Methods:This paper used the data from Suubi+Adherence, a five-year longitudinal randomized control trial with 702 ALWHIV aged 10 to 16 years old at enrollment. The trial examined the effects of a family-based economic empowerment intervention on Adolescents living with HIV(ALWHIV) in Uganda. The 24-month intervention consisted of a savings account with savings match, mentorship and trainings to increase financial capabilities.
Following the Global Multidimensional Poverty Index (MPI) structure, our MPI index considered Ugandan context and consists of individual and household indicators such as Health (malnutrition, perception of physical health, mental health), Asset (savings, clothing & shoes, means of communication), Housing (type of housing, water source, electricity) and Family Dynamics (family cohesion, child work, school drop-out). After applying the 2/4 poverty cutoff we computed the proportion of children who are multidimensionally poor (H), poverty intensity (A) and adjusted headcount ratio (M0). These three indicators were used to depict multidimensional poverty patterns across treatment and non-treatment groups at different time points (baseline, 12, 24, 36 and 48-month after baseline). The analysis was conducted with -mpi- command in STATA 15 (Pacifico & Poege, 2017). This paper will present the results on changes that happened at wave 5 (48-month after baseline) in comparison to baseline.
Results: Analysis showed that at baseline 35.5% of treatment group participants and 38.1% of adolescents from non-treatment group were multidimensionally poor. The intervention reduced multi-dimensional poverty incidence by 10.8 percentage points (30.4%) treatment group versus 6.6 percent point (17.3%) for non-treatment group at wave 5 (24 months after the intervention ended). The results also indicated that the percent of multidimensionally poor children from treatment group decreased by almost twice as much with 6.6 percent points (32.4%) for treatment group adolescents versus 3.3 percent points (15.1%) for non-treatment group at wave 5. In addition, the analysis showed that while poverty intensity increased for non-treatment group by 1.7 percent points, it decreased by 1.5 percent points for treatment group.

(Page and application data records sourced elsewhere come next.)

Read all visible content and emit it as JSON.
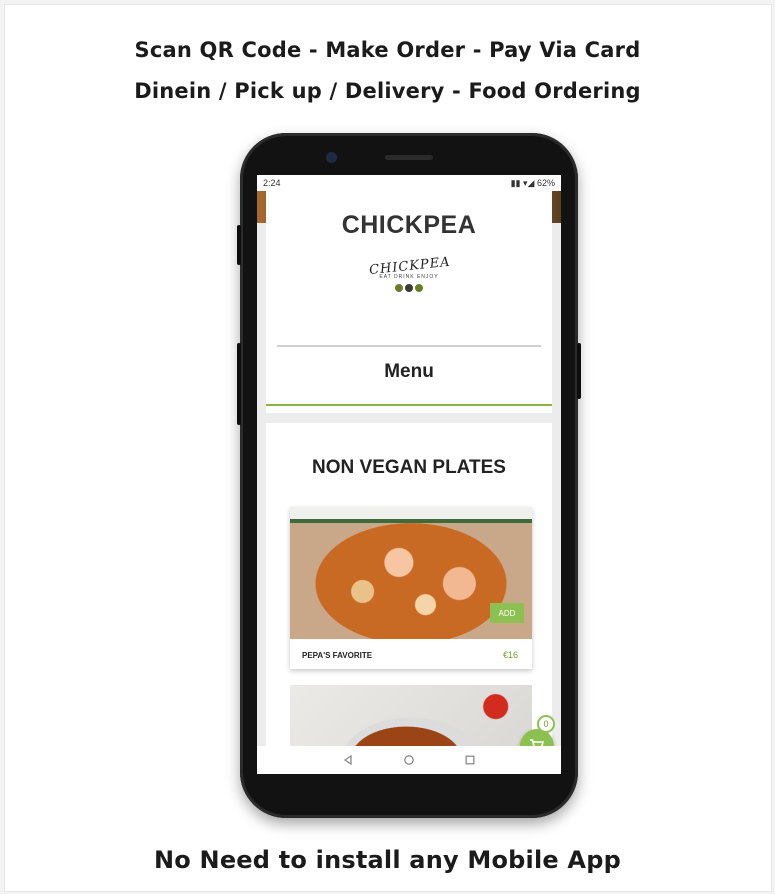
{
  "headline": {
    "line1": "Scan QR Code - Make Order - Pay Via Card",
    "line2": "Dinein / Pick up / Delivery - Food Ordering"
  },
  "footer": {
    "text": "No Need to install any Mobile App"
  },
  "phone": {
    "statusbar": {
      "time": "2:24",
      "battery": "62%"
    },
    "header": {
      "brand": "CHICKPEA",
      "logo_text": "CHICKPEA",
      "logo_tagline": "EAT DRINK ENJOY",
      "menu_title": "Menu"
    },
    "section": {
      "title": "NON VEGAN PLATES",
      "items": [
        {
          "name": "PEPA'S FAVORITE",
          "price": "€16",
          "add_label": "ADD"
        }
      ]
    },
    "cart": {
      "count": "0"
    },
    "navbar": {
      "back_icon": "back-triangle-icon",
      "home_icon": "home-circle-icon",
      "recents_icon": "recents-square-icon"
    }
  },
  "colors": {
    "accent_green": "#8cc152",
    "price_green": "#6f9f2f"
  }
}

Implications:Our study showed that economic strengthening family-based interventions have the potential to decrease multi-dimensional aspects of adolescence poverty. However, future research is needed to explore which specific aspects of the intervention (a savings account with savings match, mentorship, financial capability trainings) produced a stronger effect.